Too much capitalism does not mean too many capitalists, but too few capitalists.—G.K. Chesterton
Chesterton probably never realized how close to the truth he really came, and it’s unfortunate that this flash of paradox did not enlighten his views on economics in general. He was an advocate of distributism. This is a "third way" economic school popular in certain traditional conservative and Catholic circles. However, it also has its conservative (and Catholic) critics.
I note this as an ex-distributist who admits to the validity of some of Hilaire Belloc’s insights in his foundational distributist tome, The Servile State, without agreeing to its solution. Belloc's main grievance is what he sees as the collusion of big government and big business in the creation of economic monopolies; a fact also lamented by the free-market theorist Friedrich Hayek who spoke positively of aspects of Belloc’s work in The Road to Serfdom. Seen in that light, the problem is not that there is too much capitalism, but that there isn’t enough. The roadblock to economic independence is heavy taxation and regulation, which ultimately weigh heavier on the small entrepreneur than on the big capitalist. The latter has the clout necessary to get around such problems or even turn them to his own advantage. Unfortunately, distributism takes many anti-capitalist myths at face value and tries to bring about greater property ownership (a noble goal) through yet more regulation, seeking a redistribution of wealth that is hardly distinguishable from socialism.
My own disenchantment with distributists initially had more to do with their methods than their ideas. They often advanced their position as a point of political (and theological) correctness; this despite the fact that very few advocates of that system have a solid grounding in economic theory. For that reason, I am pleased to see that Catholic libertarian Tom Woods (writing with Marcus Epstein and Walter Block) in The Independent Review, offers a perceptive and generally fair critique of the concept. The essay takes into account the good intentions of Belloc and his friend Chesterton (men who made invaluable contributions in so many other areas). But in the end, sincerity cannot make up for flawed reasoning. As the article states,
the creation and maintenance of a distributist economy would have required state action on a scale that, given Chesterton’s and Belloc’s arguments against socialism, would have violated their own principles. Moreover, the distributist argument, although superficially plausible, advanced a number of key claims in a manner that suggested they were beyond debate, when in fact they were quite debatable—and in some cases flatly false.
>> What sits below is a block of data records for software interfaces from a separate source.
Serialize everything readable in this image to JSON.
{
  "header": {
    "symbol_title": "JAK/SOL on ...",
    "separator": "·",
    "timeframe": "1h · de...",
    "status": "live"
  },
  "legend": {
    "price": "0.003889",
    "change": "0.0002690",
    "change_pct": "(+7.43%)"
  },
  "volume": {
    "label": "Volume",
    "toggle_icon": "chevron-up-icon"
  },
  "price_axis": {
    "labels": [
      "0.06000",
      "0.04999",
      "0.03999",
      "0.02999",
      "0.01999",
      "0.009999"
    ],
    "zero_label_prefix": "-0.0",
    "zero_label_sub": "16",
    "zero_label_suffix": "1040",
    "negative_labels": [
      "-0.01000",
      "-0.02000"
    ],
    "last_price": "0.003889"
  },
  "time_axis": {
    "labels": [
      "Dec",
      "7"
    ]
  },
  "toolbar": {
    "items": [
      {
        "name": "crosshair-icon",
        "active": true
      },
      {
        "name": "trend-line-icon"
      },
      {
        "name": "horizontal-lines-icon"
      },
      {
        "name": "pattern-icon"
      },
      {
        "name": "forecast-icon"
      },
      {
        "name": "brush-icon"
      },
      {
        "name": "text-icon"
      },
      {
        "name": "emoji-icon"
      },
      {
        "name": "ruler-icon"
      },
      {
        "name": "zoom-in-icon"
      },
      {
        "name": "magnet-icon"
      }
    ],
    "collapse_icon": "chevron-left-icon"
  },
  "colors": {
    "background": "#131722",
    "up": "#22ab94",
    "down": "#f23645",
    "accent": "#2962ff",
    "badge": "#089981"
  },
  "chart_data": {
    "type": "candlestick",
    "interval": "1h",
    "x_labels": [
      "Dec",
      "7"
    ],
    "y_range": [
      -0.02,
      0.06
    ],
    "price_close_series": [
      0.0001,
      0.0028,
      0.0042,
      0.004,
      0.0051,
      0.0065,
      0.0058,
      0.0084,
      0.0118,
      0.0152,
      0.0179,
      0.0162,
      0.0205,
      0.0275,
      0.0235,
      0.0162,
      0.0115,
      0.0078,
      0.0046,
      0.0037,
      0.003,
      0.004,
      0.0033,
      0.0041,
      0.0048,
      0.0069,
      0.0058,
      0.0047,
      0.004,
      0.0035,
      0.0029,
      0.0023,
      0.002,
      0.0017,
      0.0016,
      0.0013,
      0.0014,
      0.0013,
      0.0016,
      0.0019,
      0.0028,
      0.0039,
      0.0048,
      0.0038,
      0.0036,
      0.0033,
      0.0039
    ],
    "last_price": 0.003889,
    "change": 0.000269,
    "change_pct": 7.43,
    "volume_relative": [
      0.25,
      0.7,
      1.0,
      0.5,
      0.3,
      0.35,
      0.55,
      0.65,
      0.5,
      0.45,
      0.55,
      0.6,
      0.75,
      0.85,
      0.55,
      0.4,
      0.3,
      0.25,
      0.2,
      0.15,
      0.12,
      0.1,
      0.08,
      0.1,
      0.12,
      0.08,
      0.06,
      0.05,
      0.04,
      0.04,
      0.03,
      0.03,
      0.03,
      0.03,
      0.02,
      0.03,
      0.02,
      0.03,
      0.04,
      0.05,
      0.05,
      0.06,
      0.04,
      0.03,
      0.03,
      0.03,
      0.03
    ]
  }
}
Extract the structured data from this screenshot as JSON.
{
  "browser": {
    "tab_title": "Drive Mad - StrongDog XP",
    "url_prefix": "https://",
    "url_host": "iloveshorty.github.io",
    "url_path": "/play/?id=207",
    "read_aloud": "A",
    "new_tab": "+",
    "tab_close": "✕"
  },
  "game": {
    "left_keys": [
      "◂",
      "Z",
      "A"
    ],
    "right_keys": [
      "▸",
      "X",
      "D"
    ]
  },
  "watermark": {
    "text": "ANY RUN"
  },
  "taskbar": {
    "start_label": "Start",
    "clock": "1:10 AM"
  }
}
An enormous body of scholarly work published since the time Chesterton and Belloc wrote has undermined their narrative in virtually every particular. (“Chesterton and Belloc: A Critique,” The Independent Review, Spring 2007).
This is more than editorializing here. Hard economic and historical facts are cited by the authors. So please take the time to read it if you're unconvinced.
N.B. While I don’t agree with The Independent Review that the market paradigm can be applied to all instances of human activity, free trade can still do much good if left to operate in a sensible and just manner.